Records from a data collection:
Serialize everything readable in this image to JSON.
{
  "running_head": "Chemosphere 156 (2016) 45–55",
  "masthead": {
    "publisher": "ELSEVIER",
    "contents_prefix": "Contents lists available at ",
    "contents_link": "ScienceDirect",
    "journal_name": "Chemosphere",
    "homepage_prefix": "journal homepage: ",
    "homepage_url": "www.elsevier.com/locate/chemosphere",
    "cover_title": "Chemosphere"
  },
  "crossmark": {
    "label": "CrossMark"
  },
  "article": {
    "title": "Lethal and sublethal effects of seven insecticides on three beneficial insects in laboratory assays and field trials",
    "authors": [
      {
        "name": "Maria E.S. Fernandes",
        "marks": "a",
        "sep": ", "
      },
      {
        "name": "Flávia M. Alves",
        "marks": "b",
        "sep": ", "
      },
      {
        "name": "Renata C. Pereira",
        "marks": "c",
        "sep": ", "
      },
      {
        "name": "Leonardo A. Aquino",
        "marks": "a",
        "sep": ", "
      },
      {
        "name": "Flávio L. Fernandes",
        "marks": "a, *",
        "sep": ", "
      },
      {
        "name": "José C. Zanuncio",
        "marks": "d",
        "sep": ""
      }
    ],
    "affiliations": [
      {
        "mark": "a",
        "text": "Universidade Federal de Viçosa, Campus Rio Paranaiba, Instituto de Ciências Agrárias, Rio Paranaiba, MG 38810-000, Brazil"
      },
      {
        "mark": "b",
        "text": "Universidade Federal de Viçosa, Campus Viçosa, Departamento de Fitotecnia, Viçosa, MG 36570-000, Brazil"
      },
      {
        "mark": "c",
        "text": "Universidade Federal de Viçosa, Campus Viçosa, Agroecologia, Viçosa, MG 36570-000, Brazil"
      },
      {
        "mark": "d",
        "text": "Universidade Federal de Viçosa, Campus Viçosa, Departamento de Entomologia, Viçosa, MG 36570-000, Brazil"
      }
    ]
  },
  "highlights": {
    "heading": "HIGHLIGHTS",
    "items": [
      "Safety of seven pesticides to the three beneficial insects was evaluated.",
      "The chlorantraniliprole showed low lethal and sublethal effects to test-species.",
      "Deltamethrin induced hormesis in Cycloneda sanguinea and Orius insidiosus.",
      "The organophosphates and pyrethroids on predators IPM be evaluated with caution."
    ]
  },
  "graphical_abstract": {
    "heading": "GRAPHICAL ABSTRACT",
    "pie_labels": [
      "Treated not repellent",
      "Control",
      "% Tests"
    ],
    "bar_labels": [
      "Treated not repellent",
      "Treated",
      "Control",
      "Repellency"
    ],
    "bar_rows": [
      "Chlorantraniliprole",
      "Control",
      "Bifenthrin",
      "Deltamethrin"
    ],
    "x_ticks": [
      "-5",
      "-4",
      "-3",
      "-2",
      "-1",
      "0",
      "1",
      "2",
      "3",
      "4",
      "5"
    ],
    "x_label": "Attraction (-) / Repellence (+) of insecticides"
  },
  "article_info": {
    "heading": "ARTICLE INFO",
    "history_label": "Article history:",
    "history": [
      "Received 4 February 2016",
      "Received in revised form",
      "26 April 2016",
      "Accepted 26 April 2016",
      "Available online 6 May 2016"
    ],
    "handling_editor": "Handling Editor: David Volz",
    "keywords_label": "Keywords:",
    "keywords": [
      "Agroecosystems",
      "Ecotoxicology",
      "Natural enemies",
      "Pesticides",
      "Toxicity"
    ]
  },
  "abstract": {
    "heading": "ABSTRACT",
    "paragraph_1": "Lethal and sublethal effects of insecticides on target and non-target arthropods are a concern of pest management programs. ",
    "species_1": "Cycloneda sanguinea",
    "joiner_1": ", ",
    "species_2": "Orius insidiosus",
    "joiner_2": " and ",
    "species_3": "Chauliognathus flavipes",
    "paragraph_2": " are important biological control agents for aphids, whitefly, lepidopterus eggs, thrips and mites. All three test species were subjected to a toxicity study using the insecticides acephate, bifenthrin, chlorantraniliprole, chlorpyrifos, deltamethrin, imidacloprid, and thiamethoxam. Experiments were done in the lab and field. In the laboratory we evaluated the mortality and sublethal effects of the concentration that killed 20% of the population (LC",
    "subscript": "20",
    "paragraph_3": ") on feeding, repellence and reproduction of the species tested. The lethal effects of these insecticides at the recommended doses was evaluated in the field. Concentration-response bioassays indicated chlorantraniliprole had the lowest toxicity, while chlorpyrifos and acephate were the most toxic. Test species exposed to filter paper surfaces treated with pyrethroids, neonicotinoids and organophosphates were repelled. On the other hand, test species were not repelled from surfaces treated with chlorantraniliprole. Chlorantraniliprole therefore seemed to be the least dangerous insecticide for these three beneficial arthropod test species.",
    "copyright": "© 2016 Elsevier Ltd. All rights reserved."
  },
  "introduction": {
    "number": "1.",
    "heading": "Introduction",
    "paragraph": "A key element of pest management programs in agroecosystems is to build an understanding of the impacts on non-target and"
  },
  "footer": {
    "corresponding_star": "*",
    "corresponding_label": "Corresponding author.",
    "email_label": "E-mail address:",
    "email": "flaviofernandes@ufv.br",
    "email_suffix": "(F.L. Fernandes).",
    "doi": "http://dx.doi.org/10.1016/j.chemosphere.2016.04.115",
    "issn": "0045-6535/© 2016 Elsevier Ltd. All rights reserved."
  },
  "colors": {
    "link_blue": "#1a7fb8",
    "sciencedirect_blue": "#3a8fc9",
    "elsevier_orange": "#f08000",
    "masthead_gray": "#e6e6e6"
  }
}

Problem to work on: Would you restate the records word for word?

Finished task:
Serialize everything readable in this image to JSON.
{
  "running_head": "Chemosphere 156 (2016) 45–55",
  "masthead": {
    "publisher": "ELSEVIER",
    "contents_prefix": "Contents lists available at ",
    "contents_link": "ScienceDirect",
    "journal_name": "Chemosphere",
    "homepage_prefix": "journal homepage: ",
    "homepage_url": "www.elsevier.com/locate/chemosphere",
    "cover_title": "Chemosphere"
  },
  "crossmark": {
    "label": "CrossMark"
  },
  "article": {
    "title": "Lethal and sublethal effects of seven insecticides on three beneficial insects in laboratory assays and field trials",
    "authors": [
      {
        "name": "Maria E.S. Fernandes",
        "marks": "a",
        "sep": ", "
      },
      {
        "name": "Flávia M. Alves",
        "marks": "b",
        "sep": ", "
      },
      {
        "name": "Renata C. Pereira",
        "marks": "c",
        "sep": ", "
      },
      {
        "name": "Leonardo A. Aquino",
        "marks": "a",
        "sep": ", "
      },
      {
        "name": "Flávio L. Fernandes",
        "marks": "a, *",
        "sep": ", "
      },
      {
        "name": "José C. Zanuncio",
        "marks": "d",
        "sep": ""
      }
    ],
    "affiliations": [
      {
        "mark": "a",
        "text": "Universidade Federal de Viçosa, Campus Rio Paranaiba, Instituto de Ciências Agrárias, Rio Paranaiba, MG 38810-000, Brazil"
      },
      {
        "mark": "b",
        "text": "Universidade Federal de Viçosa, Campus Viçosa, Departamento de Fitotecnia, Viçosa, MG 36570-000, Brazil"
      },
      {
        "mark": "c",
        "text": "Universidade Federal de Viçosa, Campus Viçosa, Agroecologia, Viçosa, MG 36570-000, Brazil"
      },
      {
        "mark": "d",
        "text": "Universidade Federal de Viçosa, Campus Viçosa, Departamento de Entomologia, Viçosa, MG 36570-000, Brazil"
      }
    ]
  },
  "highlights": {
    "heading": "HIGHLIGHTS",
    "items": [
      "Safety of seven pesticides to the three beneficial insects was evaluated.",
      "The chlorantraniliprole showed low lethal and sublethal effects to test-species.",
      "Deltamethrin induced hormesis in Cycloneda sanguinea and Orius insidiosus.",
      "The organophosphates and pyrethroids on predators IPM be evaluated with caution."
    ]
  },
  "graphical_abstract": {
    "heading": "GRAPHICAL ABSTRACT",
    "pie_labels": [
      "Treated not repellent",
      "Control",
      "% Tests"
    ],
    "bar_labels": [
      "Treated not repellent",
      "Treated",
      "Control",
      "Repellency"
    ],
    "bar_rows": [
      "Chlorantraniliprole",
      "Control",
      "Bifenthrin",
      "Deltamethrin"
    ],
    "x_ticks": [
      "-5",
      "-4",
      "-3",
      "-2",
      "-1",
      "0",
      "1",
      "2",
      "3",
      "4",
      "5"
    ],
    "x_label": "Attraction (-) / Repellence (+) of insecticides"
  },
  "article_info": {
    "heading": "ARTICLE INFO",
    "history_label": "Article history:",
    "history": [
      "Received 4 February 2016",
      "Received in revised form",
      "26 April 2016",
      "Accepted 26 April 2016",
      "Available online 6 May 2016"
    ],
    "handling_editor": "Handling Editor: David Volz",
    "keywords_label": "Keywords:",
    "keywords": [
      "Agroecosystems",
      "Ecotoxicology",
      "Natural enemies",
      "Pesticides",
      "Toxicity"
    ]
  },
  "abstract": {
    "heading": "ABSTRACT",
    "paragraph_1": "Lethal and sublethal effects of insecticides on target and non-target arthropods are a concern of pest management programs. ",
    "species_1": "Cycloneda sanguinea",
    "joiner_1": ", ",
    "species_2": "Orius insidiosus",
    "joiner_2": " and ",
    "species_3": "Chauliognathus flavipes",
    "paragraph_2": " are important biological control agents for aphids, whitefly, lepidopterus eggs, thrips and mites. All three test species were subjected to a toxicity study using the insecticides acephate, bifenthrin, chlorantraniliprole, chlorpyrifos, deltamethrin, imidacloprid, and thiamethoxam. Experiments were done in the lab and field. In the laboratory we evaluated the mortality and sublethal effects of the concentration that killed 20% of the population (LC",
    "subscript": "20",
    "paragraph_3": ") on feeding, repellence and reproduction of the species tested. The lethal effects of these insecticides at the recommended doses was evaluated in the field. Concentration-response bioassays indicated chlorantraniliprole had the lowest toxicity, while chlorpyrifos and acephate were the most toxic. Test species exposed to filter paper surfaces treated with pyrethroids, neonicotinoids and organophosphates were repelled. On the other hand, test species were not repelled from surfaces treated with chlorantraniliprole. Chlorantraniliprole therefore seemed to be the least dangerous insecticide for these three beneficial arthropod test species.",
    "copyright": "© 2016 Elsevier Ltd. All rights reserved."
  },
  "introduction": {
    "number": "1.",
    "heading": "Introduction",
    "paragraph": "A key element of pest management programs in agroecosystems is to build an understanding of the impacts on non-target and"
  },
  "footer": {
    "corresponding_star": "*",
    "corresponding_label": "Corresponding author.",
    "email_label": "E-mail address:",
    "email": "flaviofernandes@ufv.br",
    "email_suffix": "(F.L. Fernandes).",
    "doi": "http://dx.doi.org/10.1016/j.chemosphere.2016.04.115",
    "issn": "0045-6535/© 2016 Elsevier Ltd. All rights reserved."
  },
  "colors": {
    "link_blue": "#1a7fb8",
    "sciencedirect_blue": "#3a8fc9",
    "elsevier_orange": "#f08000",
    "masthead_gray": "#e6e6e6"
  }
}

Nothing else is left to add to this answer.